It’s been almost a year since the Illinois Department of Corrections changed its policy on HIV testing, deciding to automatically test all incoming inmates unless they specifically refused.
In other states, this so-called opt-out policy has helped identify infected inmates who otherwise might not know they were HIV positive. With more infomation, the goal is to help health care workers limit the spread of the disease.
Now supporters of a new bill in Springfield hope to get permission from prisoners to use that information, and other health records, to safeguard a wider population in communities with a large proportion of returning prisoners.
HB4453, passed by both houses of the legislature in May, would task the Illinois corrections department and the Department of Public Health with developing a plan to allow a prisoner diagnosed with a sexually transmitted disease to give IDOC the authority to inform their sexual partners that they should get tested.
Eighty-five percent of people released from prison each year return to the Chicago area, according to the Illinois Department of Public Health. Meanwhile, prisoners in Illinois have an HIV infection rate 15 times that of the general population.
The figures among the African American population nationally are equally startling–the mortaltiy rates for black people infected with HIV is ten times higher than for whites, according to a recently released Frontline analysis.
Their infection rates are also disproportionately high—half of the 1 million people with HIV are African-American, even though they only make up 13 percent of the population.
BenYeHudah Whitfield, a former prisoner who was incarcerated for 16 years in Illinois, said “common sense would dictate that this is a good deal.” Whitfield is now an outreach worker for the National Alliance for the Empowerment of the Formerly Incarcerated.
Whitfield, who was admitted before HIV testing was automatic, said he chose not to have his status tested because “I just don’t trust IDOC.” He said that he got tested shortly after he was released in August 2011.

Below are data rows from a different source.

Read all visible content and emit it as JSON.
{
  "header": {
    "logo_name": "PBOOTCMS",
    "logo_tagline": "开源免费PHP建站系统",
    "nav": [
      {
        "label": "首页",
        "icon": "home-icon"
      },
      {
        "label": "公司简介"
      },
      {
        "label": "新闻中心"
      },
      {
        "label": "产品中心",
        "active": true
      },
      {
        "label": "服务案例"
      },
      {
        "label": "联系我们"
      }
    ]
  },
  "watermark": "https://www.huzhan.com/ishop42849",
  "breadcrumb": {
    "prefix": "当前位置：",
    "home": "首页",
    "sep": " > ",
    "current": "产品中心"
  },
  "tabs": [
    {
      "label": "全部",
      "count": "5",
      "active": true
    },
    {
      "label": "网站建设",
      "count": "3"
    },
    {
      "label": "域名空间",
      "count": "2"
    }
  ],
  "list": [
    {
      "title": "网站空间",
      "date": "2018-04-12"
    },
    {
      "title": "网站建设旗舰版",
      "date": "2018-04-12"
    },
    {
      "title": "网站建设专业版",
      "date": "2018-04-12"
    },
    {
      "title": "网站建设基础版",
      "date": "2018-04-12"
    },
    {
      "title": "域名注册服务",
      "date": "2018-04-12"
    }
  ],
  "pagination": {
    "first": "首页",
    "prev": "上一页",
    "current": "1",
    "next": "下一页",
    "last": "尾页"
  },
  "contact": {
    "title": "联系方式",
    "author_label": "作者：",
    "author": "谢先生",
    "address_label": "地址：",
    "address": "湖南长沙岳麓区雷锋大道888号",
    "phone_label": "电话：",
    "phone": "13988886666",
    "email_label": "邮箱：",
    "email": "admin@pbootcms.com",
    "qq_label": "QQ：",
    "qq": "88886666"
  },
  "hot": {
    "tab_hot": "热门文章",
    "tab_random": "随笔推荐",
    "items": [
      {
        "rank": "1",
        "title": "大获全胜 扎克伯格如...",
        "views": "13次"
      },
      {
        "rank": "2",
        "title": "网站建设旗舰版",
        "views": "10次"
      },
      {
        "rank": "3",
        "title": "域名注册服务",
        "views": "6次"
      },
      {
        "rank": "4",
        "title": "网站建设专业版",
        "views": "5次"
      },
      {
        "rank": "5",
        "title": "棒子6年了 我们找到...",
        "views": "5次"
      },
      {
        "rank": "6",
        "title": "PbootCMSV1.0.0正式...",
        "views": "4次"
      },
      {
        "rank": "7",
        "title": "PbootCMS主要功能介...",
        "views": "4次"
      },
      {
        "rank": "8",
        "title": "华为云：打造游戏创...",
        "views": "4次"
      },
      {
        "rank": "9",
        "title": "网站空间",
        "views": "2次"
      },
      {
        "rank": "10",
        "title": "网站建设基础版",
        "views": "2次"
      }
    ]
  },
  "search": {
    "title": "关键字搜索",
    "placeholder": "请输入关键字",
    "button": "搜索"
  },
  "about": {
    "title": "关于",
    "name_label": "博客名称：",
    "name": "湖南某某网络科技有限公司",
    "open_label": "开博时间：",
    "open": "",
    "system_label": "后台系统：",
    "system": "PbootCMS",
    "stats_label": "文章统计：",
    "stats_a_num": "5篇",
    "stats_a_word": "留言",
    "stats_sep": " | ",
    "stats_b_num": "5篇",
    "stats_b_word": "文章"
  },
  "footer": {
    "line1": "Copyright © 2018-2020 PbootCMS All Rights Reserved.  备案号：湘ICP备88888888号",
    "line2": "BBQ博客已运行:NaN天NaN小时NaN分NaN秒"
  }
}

The AIDS Foundation of Chicago, which supported the bill on its journey through the legislature, said HB4453 “will enable people, both incarcerated individuals and communties, to have access to vital information,” said Ramon Gardenhire, the AFC’s director of government relations.
Once given the go-ahead, the agencies would let the infected prisoner’s partners know about treatment and testing options, with one important caveat–they will not be allowed to disclose the inmate’s identity.

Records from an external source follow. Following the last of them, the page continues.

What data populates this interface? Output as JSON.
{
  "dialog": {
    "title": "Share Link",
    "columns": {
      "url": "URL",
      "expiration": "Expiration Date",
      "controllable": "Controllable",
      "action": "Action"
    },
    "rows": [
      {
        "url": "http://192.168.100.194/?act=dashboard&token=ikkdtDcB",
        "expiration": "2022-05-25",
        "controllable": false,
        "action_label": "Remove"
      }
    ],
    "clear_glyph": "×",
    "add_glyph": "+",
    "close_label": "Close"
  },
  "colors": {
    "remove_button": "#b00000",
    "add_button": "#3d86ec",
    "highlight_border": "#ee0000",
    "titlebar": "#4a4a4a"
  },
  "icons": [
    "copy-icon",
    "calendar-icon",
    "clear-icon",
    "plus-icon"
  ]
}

“Even though these people are in prison, they still have the right to privacy,” the bill’s sponsor, Sen. Kimberly Lightford, told The Chicago Citizen. “Having an STD is a very private thing that many people find embarrassing. However, when STDs go untreated, they can have serious consequences. We need to make sure we don’t put personal privacy ahead of public safety.”
This could present a challenge for the departments tasked with coming up with the plan, but Gardenhire hopes legislation already in place will help safeguard these rights.
The Illinois AIDS Confidentiality Act, a statute passed in 1987, governs the release of information about HIV, one of the more sensitive STDs. The law says that “no person to whom the results of a [HIV] test have been disclosed may disclose the test results to another person.”
HB4453 is currently waiting a signature from Gov. Quinn.
Meanwhile, Gardenhire said the AIDS Foundation of Chicago would continue to support harm-reduction legislation.
“We have been aggresively supportive of legislation allowing inmates to have access to condoms,” said Gardenhire, “but we have not been able to get it passed.”
© Community Renewal Society 2012
Photo credit: Adams999
Tags: AIDS, AIDS Foundation of Chicago, BenYeHudah Whitfield, Department of Public Health, Frontline, HIV, Illinois AIDS Confidentiality Act, Illinois Department of Corrections, National Alliance for the Empowerment of the Formerly Incarcerated, Prisoners